▶

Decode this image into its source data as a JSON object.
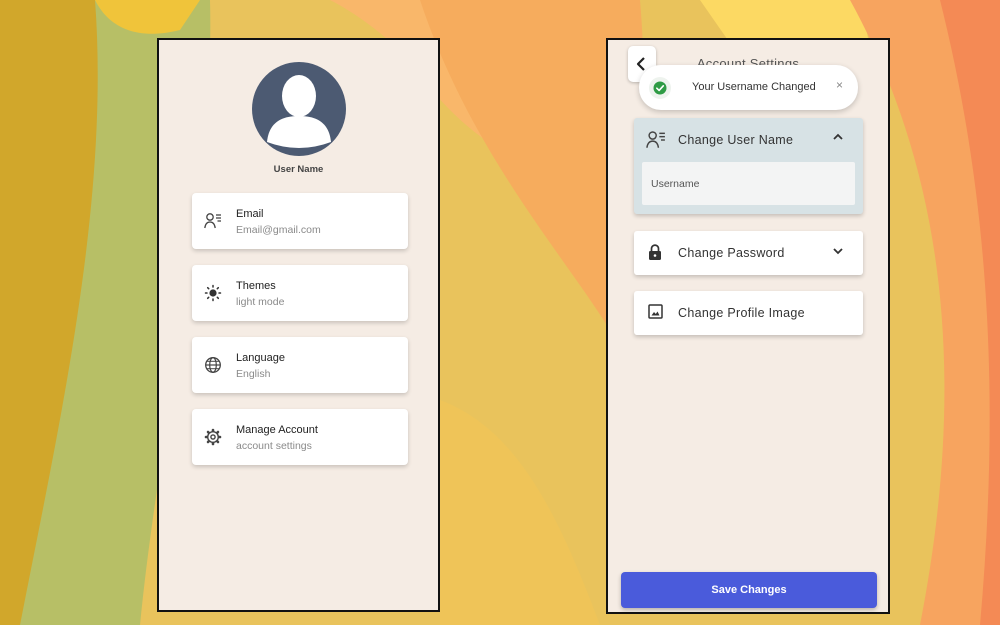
{
  "profile_screen": {
    "avatar_icon": "user-silhouette-icon",
    "user_name": "User Name",
    "items": [
      {
        "title": "Email",
        "subtitle": "Email@gmail.com",
        "icon": "contact-card-icon"
      },
      {
        "title": "Themes",
        "subtitle": "light mode",
        "icon": "sun-icon"
      },
      {
        "title": "Language",
        "subtitle": "English",
        "icon": "globe-icon"
      },
      {
        "title": "Manage Account",
        "subtitle": "account settings",
        "icon": "gear-icon"
      }
    ]
  },
  "settings_screen": {
    "title": "Account Settings",
    "back_icon": "chevron-left-icon",
    "toast": {
      "message": "Your Username Changed",
      "close_glyph": "×",
      "icon": "check-circle-icon",
      "color": "#2e9b45"
    },
    "sections": [
      {
        "label": "Change User Name",
        "icon": "contact-card-icon",
        "expanded": true,
        "field_label": "Username"
      },
      {
        "label": "Change Password",
        "icon": "lock-icon",
        "expanded": false
      },
      {
        "label": "Change Profile Image",
        "icon": "image-icon",
        "expanded": false
      }
    ],
    "save_label": "Save Changes"
  },
  "colors": {
    "screen_bg": "#f5ece4",
    "avatar_bg": "#4c5a72",
    "primary_button": "#4a5bdb",
    "expanded_section_bg": "#d7e2e5"
  }
}
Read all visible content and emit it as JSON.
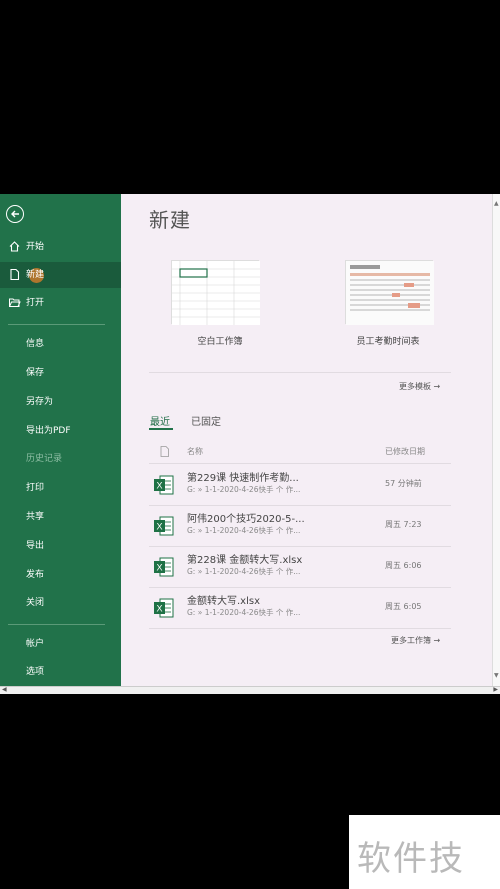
{
  "sidebar": {
    "items": [
      {
        "label": "开始",
        "icon": "home-icon"
      },
      {
        "label": "新建",
        "icon": "new-file-icon"
      },
      {
        "label": "打开",
        "icon": "open-folder-icon"
      },
      {
        "label": "信息"
      },
      {
        "label": "保存"
      },
      {
        "label": "另存为"
      },
      {
        "label": "导出为PDF"
      },
      {
        "label": "历史记录"
      },
      {
        "label": "打印"
      },
      {
        "label": "共享"
      },
      {
        "label": "导出"
      },
      {
        "label": "发布"
      },
      {
        "label": "关闭"
      },
      {
        "label": "帐户"
      },
      {
        "label": "选项"
      }
    ]
  },
  "main": {
    "title": "新建",
    "templates": [
      {
        "label": "空白工作簿"
      },
      {
        "label": "员工考勤时间表"
      }
    ],
    "more_templates": "更多模板",
    "tabs": [
      {
        "label": "最近"
      },
      {
        "label": "已固定"
      }
    ],
    "columns": {
      "name": "名称",
      "modified": "已修改日期"
    },
    "files": [
      {
        "name": "第229课 快速制作考勤...",
        "path": "G: » 1-1-2020-4-26快手 个 作...",
        "date": "57 分钟前"
      },
      {
        "name": "阿伟200个技巧2020-5-...",
        "path": "G: » 1-1-2020-4-26快手 个 作...",
        "date": "周五 7:23"
      },
      {
        "name": "第228课 金额转大写.xlsx",
        "path": "G: » 1-1-2020-4-26快手 个 作...",
        "date": "周五 6:06"
      },
      {
        "name": "金额转大写.xlsx",
        "path": "G: » 1-1-2020-4-26快手 个 作...",
        "date": "周五 6:05"
      }
    ],
    "more_workbooks": "更多工作簿"
  },
  "watermark": "软件技巧",
  "colors": {
    "sidebar": "#21724a",
    "sidebar_active": "#1a5b3c",
    "main_bg": "#f5eef5",
    "excel_green": "#1e7145"
  }
}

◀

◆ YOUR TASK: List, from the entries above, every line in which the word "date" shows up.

◆ THE COMPLETED TASK:
        "date": "57 分钟前"
        "date": "周五 7:23"
        "date": "周五 6:06"
        "date": "周五 6:05"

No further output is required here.